BEGIN Data for analysis
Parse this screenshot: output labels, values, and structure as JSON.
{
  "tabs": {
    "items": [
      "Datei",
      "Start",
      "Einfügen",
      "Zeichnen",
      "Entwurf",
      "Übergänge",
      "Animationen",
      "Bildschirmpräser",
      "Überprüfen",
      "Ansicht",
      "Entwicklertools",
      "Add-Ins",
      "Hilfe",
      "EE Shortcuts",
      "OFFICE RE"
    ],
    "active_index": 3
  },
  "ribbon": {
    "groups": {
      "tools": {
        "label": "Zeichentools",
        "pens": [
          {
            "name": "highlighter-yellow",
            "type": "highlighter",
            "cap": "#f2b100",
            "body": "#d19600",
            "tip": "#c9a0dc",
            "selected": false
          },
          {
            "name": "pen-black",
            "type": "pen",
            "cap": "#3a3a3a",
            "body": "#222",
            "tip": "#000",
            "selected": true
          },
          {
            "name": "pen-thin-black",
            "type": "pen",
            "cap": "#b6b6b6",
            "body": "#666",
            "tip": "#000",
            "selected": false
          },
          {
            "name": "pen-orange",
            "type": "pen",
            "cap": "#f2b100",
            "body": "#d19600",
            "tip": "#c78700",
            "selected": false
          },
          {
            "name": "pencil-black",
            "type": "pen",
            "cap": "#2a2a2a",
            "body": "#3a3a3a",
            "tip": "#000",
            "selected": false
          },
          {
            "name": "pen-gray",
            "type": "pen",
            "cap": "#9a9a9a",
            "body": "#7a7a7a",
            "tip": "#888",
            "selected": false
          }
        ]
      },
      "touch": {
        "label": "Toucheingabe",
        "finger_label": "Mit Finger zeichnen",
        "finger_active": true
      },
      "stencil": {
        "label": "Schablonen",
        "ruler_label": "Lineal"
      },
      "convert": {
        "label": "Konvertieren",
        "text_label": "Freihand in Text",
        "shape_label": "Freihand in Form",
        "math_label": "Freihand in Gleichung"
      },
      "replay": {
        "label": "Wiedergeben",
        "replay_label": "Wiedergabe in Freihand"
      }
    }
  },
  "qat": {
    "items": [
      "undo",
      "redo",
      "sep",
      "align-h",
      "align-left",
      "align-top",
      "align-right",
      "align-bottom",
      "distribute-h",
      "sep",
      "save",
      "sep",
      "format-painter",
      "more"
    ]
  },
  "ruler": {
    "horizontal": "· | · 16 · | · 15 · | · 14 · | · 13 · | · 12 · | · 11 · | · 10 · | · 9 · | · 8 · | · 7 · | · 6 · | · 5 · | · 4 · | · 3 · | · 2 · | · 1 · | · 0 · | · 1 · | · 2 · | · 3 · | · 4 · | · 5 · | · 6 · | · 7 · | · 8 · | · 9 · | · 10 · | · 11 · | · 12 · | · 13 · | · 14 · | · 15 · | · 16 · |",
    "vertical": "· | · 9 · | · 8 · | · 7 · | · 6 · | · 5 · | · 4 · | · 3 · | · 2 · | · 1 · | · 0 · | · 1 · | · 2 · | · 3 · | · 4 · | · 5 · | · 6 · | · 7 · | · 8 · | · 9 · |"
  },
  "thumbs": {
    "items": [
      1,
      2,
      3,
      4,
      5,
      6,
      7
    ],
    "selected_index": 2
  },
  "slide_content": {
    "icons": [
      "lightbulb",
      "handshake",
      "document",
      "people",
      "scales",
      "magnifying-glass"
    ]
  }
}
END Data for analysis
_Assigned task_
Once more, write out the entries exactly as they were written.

_Solution below_
Parse this screenshot: output labels, values, and structure as JSON.
{
  "tabs": {
    "items": [
      "Datei",
      "Start",
      "Einfügen",
      "Zeichnen",
      "Entwurf",
      "Übergänge",
      "Animationen",
      "Bildschirmpräser",
      "Überprüfen",
      "Ansicht",
      "Entwicklertools",
      "Add-Ins",
      "Hilfe",
      "EE Shortcuts",
      "OFFICE RE"
    ],
    "active_index": 3
  },
  "ribbon": {
    "groups": {
      "tools": {
        "label": "Zeichentools",
        "pens": [
          {
            "name": "highlighter-yellow",
            "type": "highlighter",
            "cap": "#f2b100",
            "body": "#d19600",
            "tip": "#c9a0dc",
            "selected": false
          },
          {
            "name": "pen-black",
            "type": "pen",
            "cap": "#3a3a3a",
            "body": "#222",
            "tip": "#000",
            "selected": true
          },
          {
            "name": "pen-thin-black",
            "type": "pen",
            "cap": "#b6b6b6",
            "body": "#666",
            "tip": "#000",
            "selected": false
          },
          {
            "name": "pen-orange",
            "type": "pen",
            "cap": "#f2b100",
            "body": "#d19600",
            "tip": "#c78700",
            "selected": false
          },
          {
            "name": "pencil-black",
            "type": "pen",
            "cap": "#2a2a2a",
            "body": "#3a3a3a",
            "tip": "#000",
            "selected": false
          },
          {
            "name": "pen-gray",
            "type": "pen",
            "cap": "#9a9a9a",
            "body": "#7a7a7a",
            "tip": "#888",
            "selected": false
          }
        ]
      },
      "touch": {
        "label": "Toucheingabe",
        "finger_label": "Mit Finger zeichnen",
        "finger_active": true
      },
      "stencil": {
        "label": "Schablonen",
        "ruler_label": "Lineal"
      },
      "convert": {
        "label": "Konvertieren",
        "text_label": "Freihand in Text",
        "shape_label": "Freihand in Form",
        "math_label": "Freihand in Gleichung"
      },
      "replay": {
        "label": "Wiedergeben",
        "replay_label": "Wiedergabe in Freihand"
      }
    }
  },
  "qat": {
    "items": [
      "undo",
      "redo",
      "sep",
      "align-h",
      "align-left",
      "align-top",
      "align-right",
      "align-bottom",
      "distribute-h",
      "sep",
      "save",
      "sep",
      "format-painter",
      "more"
    ]
  },
  "ruler": {
    "horizontal": "· | · 16 · | · 15 · | · 14 · | · 13 · | · 12 · | · 11 · | · 10 · | · 9 · | · 8 · | · 7 · | · 6 · | · 5 · | · 4 · | · 3 · | · 2 · | · 1 · | · 0 · | · 1 · | · 2 · | · 3 · | · 4 · | · 5 · | · 6 · | · 7 · | · 8 · | · 9 · | · 10 · | · 11 · | · 12 · | · 13 · | · 14 · | · 15 · | · 16 · |",
    "vertical": "· | · 9 · | · 8 · | · 7 · | · 6 · | · 5 · | · 4 · | · 3 · | · 2 · | · 1 · | · 0 · | · 1 · | · 2 · | · 3 · | · 4 · | · 5 · | · 6 · | · 7 · | · 8 · | · 9 · |"
  },
  "thumbs": {
    "items": [
      1,
      2,
      3,
      4,
      5,
      6,
      7
    ],
    "selected_index": 2
  },
  "slide_content": {
    "icons": [
      "lightbulb",
      "handshake",
      "document",
      "people",
      "scales",
      "magnifying-glass"
    ]
  }
}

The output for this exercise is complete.